But the real highlight is the view. The apartment is located on the third and top floor of the house, which is slightly elevated above the road, about 50 m from the sea. We step out onto the terrace and are rewarded with a breathtaking view of the sunset over the coast as well as the small offshore islands. Madness! Yes, here it will be possible to stay for a few days . We can recommend the apartment and also the lovely hostess Ivana without reservation. The bottom line is that a vacation apartment on the island, if you can do without house keeping, is clearly the preferred option.

Getting into island life . and to the beach – how to get down?

Perhaps the most beautiful thing about the sea in front of the door and the many hours of sunshine is that you have a permanent source of basic relaxation. Consequently, everything on the island is a bit quieter and more dignified. When you start the day with a view of the water and for the first three minutes you can't see anything at all because of the glaring sun, you have a permanent smile on your face – if you let yourself. I have to admit, it took me 1-2 days to switch off from the stress of everyday life and travel and to get used to the fact that you don't have to plan things or be at place Y at time X all the time. To help us relax, we start each day with a breakfast overlooking the coast and the blue Adriatic Sea.

To get a better feeling for the pace on the island, we first explore our surroundings a bit and simply follow the coastal road where we stay.

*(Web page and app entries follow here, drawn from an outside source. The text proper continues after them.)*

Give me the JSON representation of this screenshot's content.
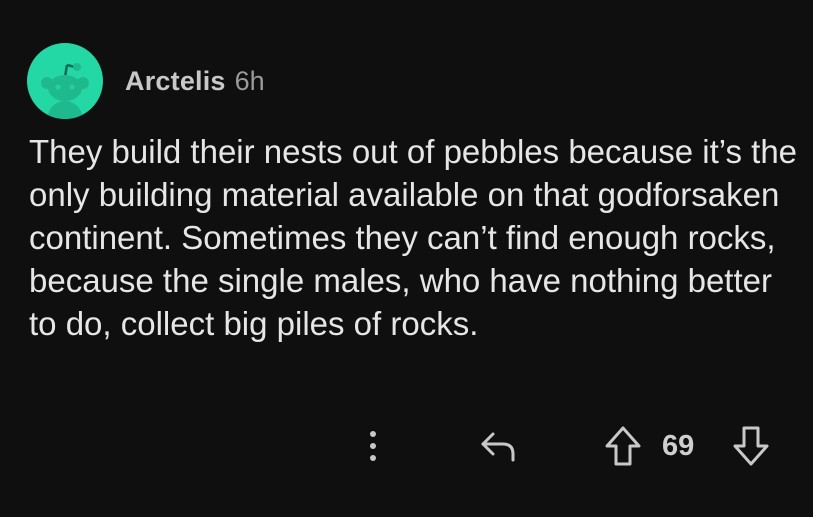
{
  "comment": {
    "author": "Arctelis",
    "age": "6h",
    "body": "They build their nests out of pebbles because it’s the only building material available on that godforsaken continent.  Sometimes they can’t find enough rocks, because the single males, who have nothing better to do, collect big piles of rocks.",
    "score": "69"
  },
  "icons": {
    "avatar": "reddit-snoo-avatar",
    "more": "more-vertical-icon",
    "reply": "reply-arrow-icon",
    "upvote": "upvote-arrow-icon",
    "downvote": "downvote-arrow-icon"
  },
  "colors": {
    "background": "#0f0f10",
    "avatar": "#24d8a6",
    "text": "#e6e6e6",
    "muted": "#9a9a9a"
  }
}
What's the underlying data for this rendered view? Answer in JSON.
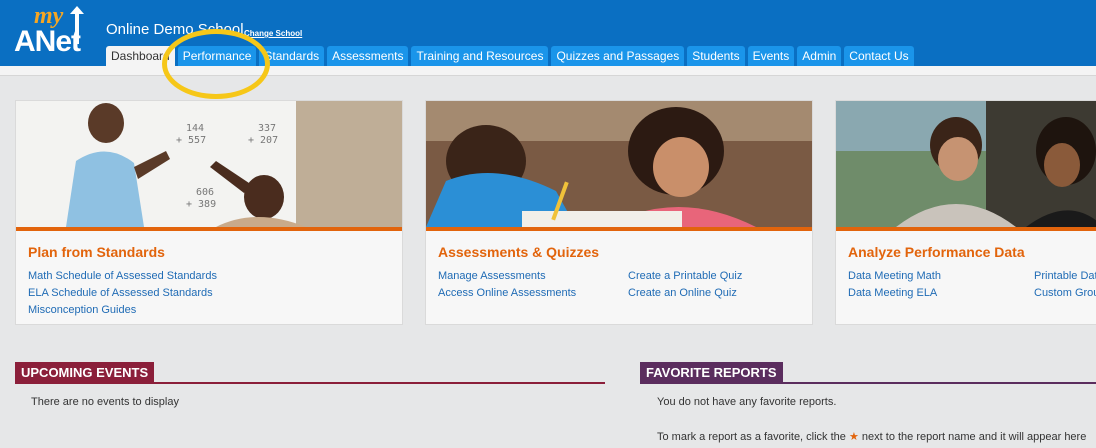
{
  "header": {
    "logo_top": "my",
    "logo_main": "ANet",
    "school_name": "Online Demo School",
    "change_school": "Change School"
  },
  "tabs": [
    {
      "label": "Dashboard",
      "active": true
    },
    {
      "label": "Performance"
    },
    {
      "label": "Standards"
    },
    {
      "label": "Assessments"
    },
    {
      "label": "Training and Resources"
    },
    {
      "label": "Quizzes and Passages"
    },
    {
      "label": "Students"
    },
    {
      "label": "Events"
    },
    {
      "label": "Admin"
    },
    {
      "label": "Contact Us"
    }
  ],
  "cards": [
    {
      "title": "Plan from Standards",
      "links_col1": [
        "Math Schedule of Assessed Standards",
        "ELA Schedule of Assessed Standards",
        "Misconception Guides"
      ],
      "links_col2": [],
      "whiteboard_numbers": [
        "144",
        "+ 557",
        "337",
        "+ 207",
        "606",
        "+ 389"
      ]
    },
    {
      "title": "Assessments & Quizzes",
      "links_col1": [
        "Manage Assessments",
        "Access Online Assessments"
      ],
      "links_col2": [
        "Create a Printable Quiz",
        "Create an Online Quiz"
      ]
    },
    {
      "title": "Analyze Performance Data",
      "links_col1": [
        "Data Meeting Math",
        "Data Meeting ELA"
      ],
      "links_col2": [
        "Printable Dat",
        "Custom Grou"
      ]
    }
  ],
  "events": {
    "title": "UPCOMING EVENTS",
    "empty_text": "There are no events to display"
  },
  "favorites": {
    "title": "FAVORITE REPORTS",
    "empty_text": "You do not have any favorite reports.",
    "hint_before": "To mark a report as a favorite, click the",
    "hint_star": "★",
    "hint_after": "next to the report name and it will appear here"
  },
  "colors": {
    "header_blue": "#0a6fc2",
    "tab_blue": "#1a95ea",
    "accent_orange": "#e2640c",
    "events_red": "#8b1f3a",
    "favorites_purple": "#5b2d5e",
    "highlight_yellow": "#f6c718"
  }
}
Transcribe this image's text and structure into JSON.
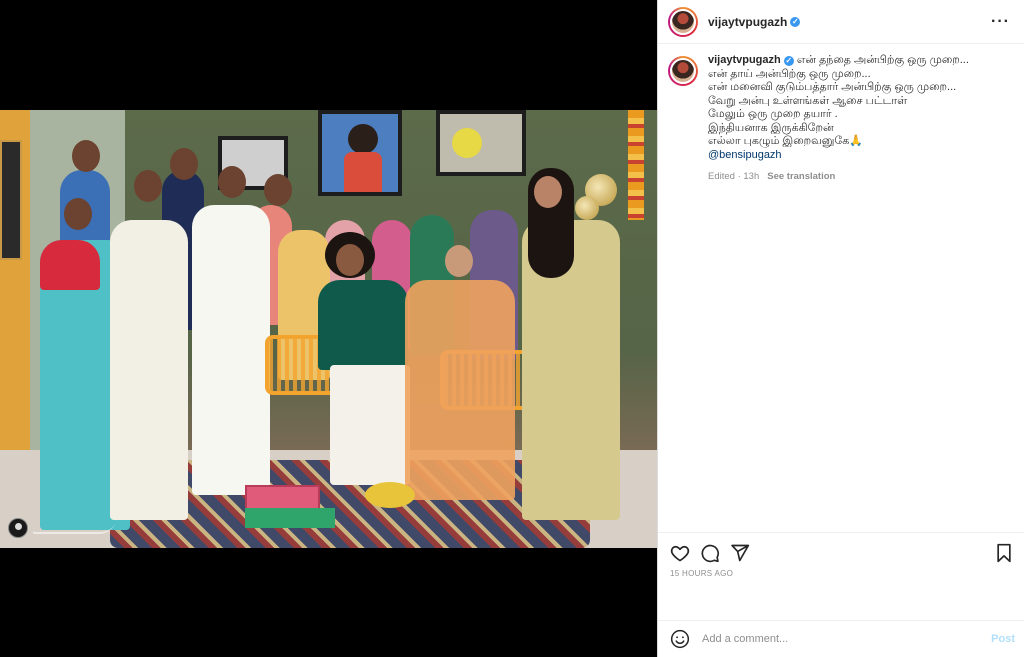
{
  "post": {
    "username": "vijaytvpugazh",
    "verified_icon": "✓",
    "more_options": "···"
  },
  "caption": {
    "username": "vijaytvpugazh",
    "lines": [
      "என் தந்தை அன்பிற்கு ஒரு முறை...",
      "என் தாய் அன்பிற்கு ஒரு முறை...",
      "என் மனைவி குடும்பத்தார் அன்பிற்கு ஒரு முறை...",
      "வேறு அன்பு உள்ளங்கள் ஆசை பட்டாள்",
      "மேலும் ஒரு முறை தயார் .",
      "இந்தியனாக இருக்கிறேன்",
      "எல்லா புகழும் இறைவனுகே🙏"
    ],
    "mention": "@bensipugazh",
    "edited": "Edited · 13h",
    "see_translation": "See translation"
  },
  "actions": {
    "icons": [
      "heart-icon",
      "comment-icon",
      "share-icon",
      "bookmark-icon"
    ],
    "timestamp": "15 HOURS AGO"
  },
  "comment_bar": {
    "emoji_icon": "smiley-icon",
    "placeholder": "Add a comment...",
    "post_label": "Post"
  },
  "colors": {
    "accent_disabled": "#b2dffc",
    "verified": "#3897f0",
    "mention": "#00376b",
    "muted": "#8e8e8e"
  },
  "media": {
    "watermark_icon": "camera-avatar-icon"
  }
}
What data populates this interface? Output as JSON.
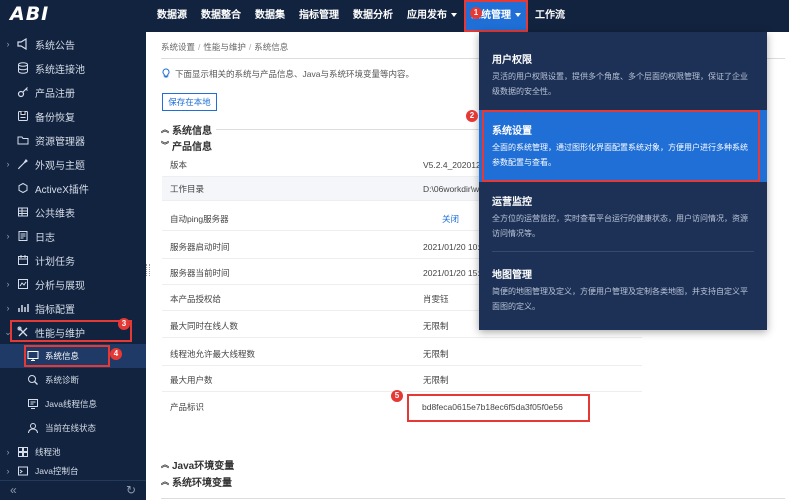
{
  "app": {
    "logo": "ABI"
  },
  "nav": {
    "items": [
      "数据源",
      "数据整合",
      "数据集",
      "指标管理",
      "数据分析",
      "应用发布",
      "系统管理",
      "工作流"
    ],
    "active_index": 6
  },
  "sidebar": {
    "items": [
      {
        "label": "系统公告",
        "icon": "megaphone-icon",
        "expandable": true
      },
      {
        "label": "系统连接池",
        "icon": "database-icon",
        "expandable": false
      },
      {
        "label": "产品注册",
        "icon": "key-icon",
        "expandable": false
      },
      {
        "label": "备份恢复",
        "icon": "backup-icon",
        "expandable": false
      },
      {
        "label": "资源管理器",
        "icon": "folder-icon",
        "expandable": false
      },
      {
        "label": "外观与主题",
        "icon": "theme-icon",
        "expandable": true
      },
      {
        "label": "ActiveX插件",
        "icon": "plugin-icon",
        "expandable": false
      },
      {
        "label": "公共维表",
        "icon": "table-icon",
        "expandable": false
      },
      {
        "label": "日志",
        "icon": "log-icon",
        "expandable": true
      },
      {
        "label": "计划任务",
        "icon": "calendar-icon",
        "expandable": false
      },
      {
        "label": "分析与展现",
        "icon": "chart-icon",
        "expandable": true
      },
      {
        "label": "指标配置",
        "icon": "indicator-icon",
        "expandable": true
      },
      {
        "label": "性能与维护",
        "icon": "wrench-icon",
        "expandable": true,
        "expanded": true
      }
    ],
    "subitems": [
      {
        "label": "系统信息",
        "icon": "monitor-icon",
        "current": true
      },
      {
        "label": "系统诊断",
        "icon": "diagnose-icon"
      },
      {
        "label": "Java线程信息",
        "icon": "thread-icon"
      },
      {
        "label": "当前在线状态",
        "icon": "user-icon"
      },
      {
        "label": "线程池",
        "icon": "pool-icon",
        "expandable": true
      },
      {
        "label": "Java控制台",
        "icon": "console-icon",
        "expandable": true
      }
    ]
  },
  "breadcrumb": [
    "系统设置",
    "性能与维护",
    "系统信息"
  ],
  "tip": "下面显示相关的系统与产品信息、Java与系统环境变量等内容。",
  "save_label": "保存在本地",
  "sections": {
    "system_info": "系统信息",
    "product_info": "产品信息",
    "java_env": "Java环境变量",
    "sys_env": "系统环境变量"
  },
  "product_rows": [
    {
      "key": "版本",
      "value": "V5.2.4_2020121"
    },
    {
      "key": "工作目录",
      "value": "D:\\06workdir\\w"
    },
    {
      "key": "自动ping服务器",
      "value": "关闭",
      "link": true
    },
    {
      "key": "服务器启动时间",
      "value": "2021/01/20 10:"
    },
    {
      "key": "服务器当前时间",
      "value": "2021/01/20 15:"
    },
    {
      "key": "本产品授权给",
      "value": "肖雯钰"
    },
    {
      "key": "最大同时在线人数",
      "value": "无限制"
    },
    {
      "key": "线程池允许最大线程数",
      "value": "无限制"
    },
    {
      "key": "最大用户数",
      "value": "无限制"
    },
    {
      "key": "产品标识",
      "value": "bd8feca0615e7b18ec6f5da3f05f0e56"
    }
  ],
  "dropdown": [
    {
      "title": "用户权限",
      "desc": "灵活的用户权限设置，提供多个角度、多个层面的权限管理，保证了企业级数据的安全性。"
    },
    {
      "title": "系统设置",
      "desc": "全面的系统管理，通过图形化界面配置系统对象，方便用户进行多种系统参数配置与查看。",
      "selected": true
    },
    {
      "title": "运营监控",
      "desc": "全方位的运营监控，实时查看平台运行的健康状态，用户访问情况，资源访问情况等。"
    },
    {
      "title": "地图管理",
      "desc": "简便的地图管理及定义，方便用户管理及定制各类地图，并支持自定义平面图的定义。"
    }
  ],
  "badges": [
    "1",
    "2",
    "3",
    "4",
    "5"
  ],
  "colors": {
    "nav_bg": "#12233f",
    "accent": "#1f6fd6",
    "highlight": "#e53935",
    "panel_bg": "#1d3157"
  }
}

This becomes recently later a driving dynamically quite appealing and at the same time well built (and warm ;)) Mountain road, on which we have a lot of fun directly. We finally arrive in the middle of the island, in a somewhat larger place called Blato, which ensures the basic supply with 1-2 supermarkets. In general, the one or other leisurely drive across the island, where the way is the goal, is quite recommendable. Many of the smaller roads lead along orchards or vineyards through cute villages or simply along the sea – you should not miss it.

Another means of relaxation necessary to fulfill the purpose of the trip were quasi-daily trips to the beach . or. the beaches. As on the whole island there are hardly any tourists at the end of September / beginning of October . and not even very many locals anymore. At quasi every beach where we stayed, we were therefore more or less alone. The water was mostly but still warm enough for swimming – even if with me the focus is more on enjoying the view than on swimming ;). Since KorCula also has – unlike the coast on the mainland, which consists mainly of rocks – fine sandy beaches, we first seek out the largest – in the bay of Lumbarda in the east of the island.

With about 150 m it is not very long, but it offers almost exclusively white sand and a suitable bar. For swimming it is however only conditionally suitable, since it goes very flatly into the water. However, this is an advantage for families, who might get lost on the island. Since the bay is relatively open, you have here in the evening still quite long light and a nice view of the sunset, provided that the mosquitoes do not eat you ;).

If you like it even less touristy, you can take the serpentine road to the bay of Pupnatska Luka, which is quite adventurous for inexperienced drivers and can often only be driven on one lane. The courage is rewarded with a stay in one of the cutest little bays I have ever visited. Although the sand here is not quite so fine, but rather pebbly, but that does not detract from the beauty. Framed by two consistently green headlands, the secluded beach curves gently around the bay for about 200 meters, affording super views of the Mediterranean Sea. The tranquility, accompanied only by the gentle sound of the waves, and the crystal clear water do the rest to recharge the battery.